The experience of working with extra-heavy oil producing wells profitably requires the use of available technologies to the limits of their capabilities. Due to its heavy use of electricity, the Electrical Submersible Pump (ESP) has often proven unsuitable for fields producing high-viscosity fluids. However, in some cases, given the conditions downhole and fluid behavior, along with technological changes, it has been possible to use ESPs at moderate cost.
Exploitation today has become technically and economically feasible for reservoirs in upper or lower layers that were previously uneconomical given lifting, transportation and marketing costs.
Previously discovered resevoirs in the Llanos Basin of Colombia were considered of no commercial value given the characteristics of its oil (higher viscosities to 1,000 cps at 60° F / 14.7 psia and API gravities less than 10°). The Operating Companies of the same blocks discovered other, more easily exploited oil reservoir units. These oilfields, now in their mature stages, have high production costs because of the inevitable increase in water cut and/or decreased pressure. This has spurred to the use of existing infrastructure and advances in technology for lifting, processing and transportation of heavy and extra-heavy oil reservoir units already discovered.
There have been several challenges in developing extra-heavy oil wells, such as organic precipitation, presence of scales, strong emulsions and high GOR.
ESP technology has advanced in the extraction of large fluid volumes, smaller stage diameters, metallurgy resistant to corrosion and abrasive solids, stronger shafts, and conditions of high pressure and high temperature. However, there are very few developments in sustainable extraction of heavy oil and extra-heavy oil.
This article describes an example of implementing the Electro Submersible Pump as a feasible method for artificial lift in wells producing extra-heavy oil.
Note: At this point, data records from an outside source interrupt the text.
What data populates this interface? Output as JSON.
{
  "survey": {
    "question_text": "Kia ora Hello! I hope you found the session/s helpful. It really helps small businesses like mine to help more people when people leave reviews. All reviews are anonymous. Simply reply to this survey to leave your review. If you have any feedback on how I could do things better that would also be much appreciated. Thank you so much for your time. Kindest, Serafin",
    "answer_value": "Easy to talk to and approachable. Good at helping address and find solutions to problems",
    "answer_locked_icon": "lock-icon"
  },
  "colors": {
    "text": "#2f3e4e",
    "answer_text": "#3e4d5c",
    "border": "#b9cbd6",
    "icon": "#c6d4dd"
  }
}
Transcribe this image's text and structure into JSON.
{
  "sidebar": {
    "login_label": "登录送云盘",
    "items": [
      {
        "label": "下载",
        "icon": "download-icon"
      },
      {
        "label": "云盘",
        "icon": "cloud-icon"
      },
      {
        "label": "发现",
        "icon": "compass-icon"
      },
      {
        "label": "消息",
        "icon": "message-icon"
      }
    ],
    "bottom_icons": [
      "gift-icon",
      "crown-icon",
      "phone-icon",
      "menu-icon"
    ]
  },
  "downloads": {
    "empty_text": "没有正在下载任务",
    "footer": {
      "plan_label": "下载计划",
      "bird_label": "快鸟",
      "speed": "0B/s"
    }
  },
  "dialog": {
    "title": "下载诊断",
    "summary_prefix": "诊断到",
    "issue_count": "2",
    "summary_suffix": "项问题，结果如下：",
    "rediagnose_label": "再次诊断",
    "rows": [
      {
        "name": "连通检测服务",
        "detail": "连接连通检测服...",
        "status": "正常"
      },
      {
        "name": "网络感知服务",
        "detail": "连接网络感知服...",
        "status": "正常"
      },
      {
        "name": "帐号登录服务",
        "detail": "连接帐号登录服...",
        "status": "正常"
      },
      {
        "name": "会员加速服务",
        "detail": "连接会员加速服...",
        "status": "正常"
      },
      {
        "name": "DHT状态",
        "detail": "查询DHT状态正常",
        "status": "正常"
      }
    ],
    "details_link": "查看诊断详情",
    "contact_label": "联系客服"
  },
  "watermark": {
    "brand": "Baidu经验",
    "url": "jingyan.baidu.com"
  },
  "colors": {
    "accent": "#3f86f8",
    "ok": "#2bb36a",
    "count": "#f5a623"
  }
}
The Chichimene field produced by Sucker Rod Pumping of Guadalupe intervals (K1/K2) to achieve a production of 5000 BOPD with approximately 20 wells. Subsequently, the decline in production of such formation, associated with high water cuts allowed the implementation Electro Submersible Pump in most wells, including producing wells San Fernando formation (T2). Due to increasing oil prices and market demand for Heavy Oil campaign began development of reserves in this formation. This paper presents the learning curve in implementing Electro Submersible Pump as a method for artificial lift extra heavy oil wells and pumping the subsequent transition to PCP.